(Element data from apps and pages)
____

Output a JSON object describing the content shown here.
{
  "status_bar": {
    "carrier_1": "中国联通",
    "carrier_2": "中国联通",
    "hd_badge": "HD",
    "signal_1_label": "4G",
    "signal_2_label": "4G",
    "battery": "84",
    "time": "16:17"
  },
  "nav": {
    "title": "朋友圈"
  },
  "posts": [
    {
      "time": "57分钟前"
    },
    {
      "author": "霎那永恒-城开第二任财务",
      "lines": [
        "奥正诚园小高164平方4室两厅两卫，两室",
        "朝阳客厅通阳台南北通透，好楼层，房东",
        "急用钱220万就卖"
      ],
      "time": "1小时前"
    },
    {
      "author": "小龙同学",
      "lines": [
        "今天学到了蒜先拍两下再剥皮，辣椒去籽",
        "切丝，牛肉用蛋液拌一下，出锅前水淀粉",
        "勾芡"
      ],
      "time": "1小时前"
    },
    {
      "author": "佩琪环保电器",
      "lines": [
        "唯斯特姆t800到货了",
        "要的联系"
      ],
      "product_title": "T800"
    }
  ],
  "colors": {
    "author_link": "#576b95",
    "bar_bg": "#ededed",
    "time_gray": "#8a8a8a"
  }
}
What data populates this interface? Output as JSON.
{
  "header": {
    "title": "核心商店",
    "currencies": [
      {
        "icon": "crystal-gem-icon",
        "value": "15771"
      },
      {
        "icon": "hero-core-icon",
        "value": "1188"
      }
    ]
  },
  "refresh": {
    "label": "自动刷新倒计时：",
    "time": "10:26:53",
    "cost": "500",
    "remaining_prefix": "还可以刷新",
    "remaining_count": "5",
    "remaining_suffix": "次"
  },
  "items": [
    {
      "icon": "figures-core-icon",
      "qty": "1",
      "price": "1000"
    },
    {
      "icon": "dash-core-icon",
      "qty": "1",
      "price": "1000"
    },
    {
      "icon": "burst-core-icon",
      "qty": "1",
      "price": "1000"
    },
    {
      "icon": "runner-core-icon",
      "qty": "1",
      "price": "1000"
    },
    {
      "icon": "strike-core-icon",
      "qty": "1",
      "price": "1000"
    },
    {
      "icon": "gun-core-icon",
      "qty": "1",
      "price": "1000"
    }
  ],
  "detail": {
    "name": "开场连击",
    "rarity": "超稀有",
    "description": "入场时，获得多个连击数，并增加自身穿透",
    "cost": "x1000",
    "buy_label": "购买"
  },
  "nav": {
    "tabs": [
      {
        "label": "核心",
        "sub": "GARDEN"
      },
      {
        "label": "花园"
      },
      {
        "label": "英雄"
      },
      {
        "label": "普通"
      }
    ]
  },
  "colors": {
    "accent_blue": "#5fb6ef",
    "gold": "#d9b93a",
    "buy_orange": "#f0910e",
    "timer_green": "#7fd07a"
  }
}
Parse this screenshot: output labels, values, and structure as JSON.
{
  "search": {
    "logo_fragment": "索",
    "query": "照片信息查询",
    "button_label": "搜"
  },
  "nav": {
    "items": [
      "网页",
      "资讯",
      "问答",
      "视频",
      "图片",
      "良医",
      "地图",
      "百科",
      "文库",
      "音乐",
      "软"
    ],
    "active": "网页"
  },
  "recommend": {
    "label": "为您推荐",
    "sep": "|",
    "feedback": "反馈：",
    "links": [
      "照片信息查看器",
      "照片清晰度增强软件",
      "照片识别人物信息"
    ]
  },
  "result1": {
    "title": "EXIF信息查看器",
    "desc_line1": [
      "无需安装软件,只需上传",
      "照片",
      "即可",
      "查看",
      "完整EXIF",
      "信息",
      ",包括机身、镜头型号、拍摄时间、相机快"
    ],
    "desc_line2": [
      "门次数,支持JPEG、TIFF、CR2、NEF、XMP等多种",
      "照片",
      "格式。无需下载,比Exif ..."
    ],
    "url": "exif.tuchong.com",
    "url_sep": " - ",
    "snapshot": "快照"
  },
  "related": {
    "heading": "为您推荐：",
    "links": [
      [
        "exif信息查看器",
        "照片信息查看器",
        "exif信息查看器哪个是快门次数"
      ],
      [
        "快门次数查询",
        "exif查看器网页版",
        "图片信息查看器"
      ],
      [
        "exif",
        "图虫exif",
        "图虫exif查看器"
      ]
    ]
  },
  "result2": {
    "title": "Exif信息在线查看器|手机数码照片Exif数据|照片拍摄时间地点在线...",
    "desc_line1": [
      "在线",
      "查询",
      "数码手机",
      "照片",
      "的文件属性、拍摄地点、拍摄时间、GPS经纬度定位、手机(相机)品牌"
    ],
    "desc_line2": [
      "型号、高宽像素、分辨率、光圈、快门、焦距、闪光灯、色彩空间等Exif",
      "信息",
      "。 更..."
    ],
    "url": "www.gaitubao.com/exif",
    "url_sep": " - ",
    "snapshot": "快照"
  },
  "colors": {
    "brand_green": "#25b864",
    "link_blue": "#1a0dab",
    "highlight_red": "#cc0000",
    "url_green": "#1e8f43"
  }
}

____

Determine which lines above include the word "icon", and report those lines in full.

        "icon": "crystal-gem-icon",
        "icon": "hero-core-icon",
      "icon": "figures-core-icon",
      "icon": "dash-core-icon",
      "icon": "burst-core-icon",
      "icon": "runner-core-icon",
      "icon": "strike-core-icon",
      "icon": "gun-core-icon",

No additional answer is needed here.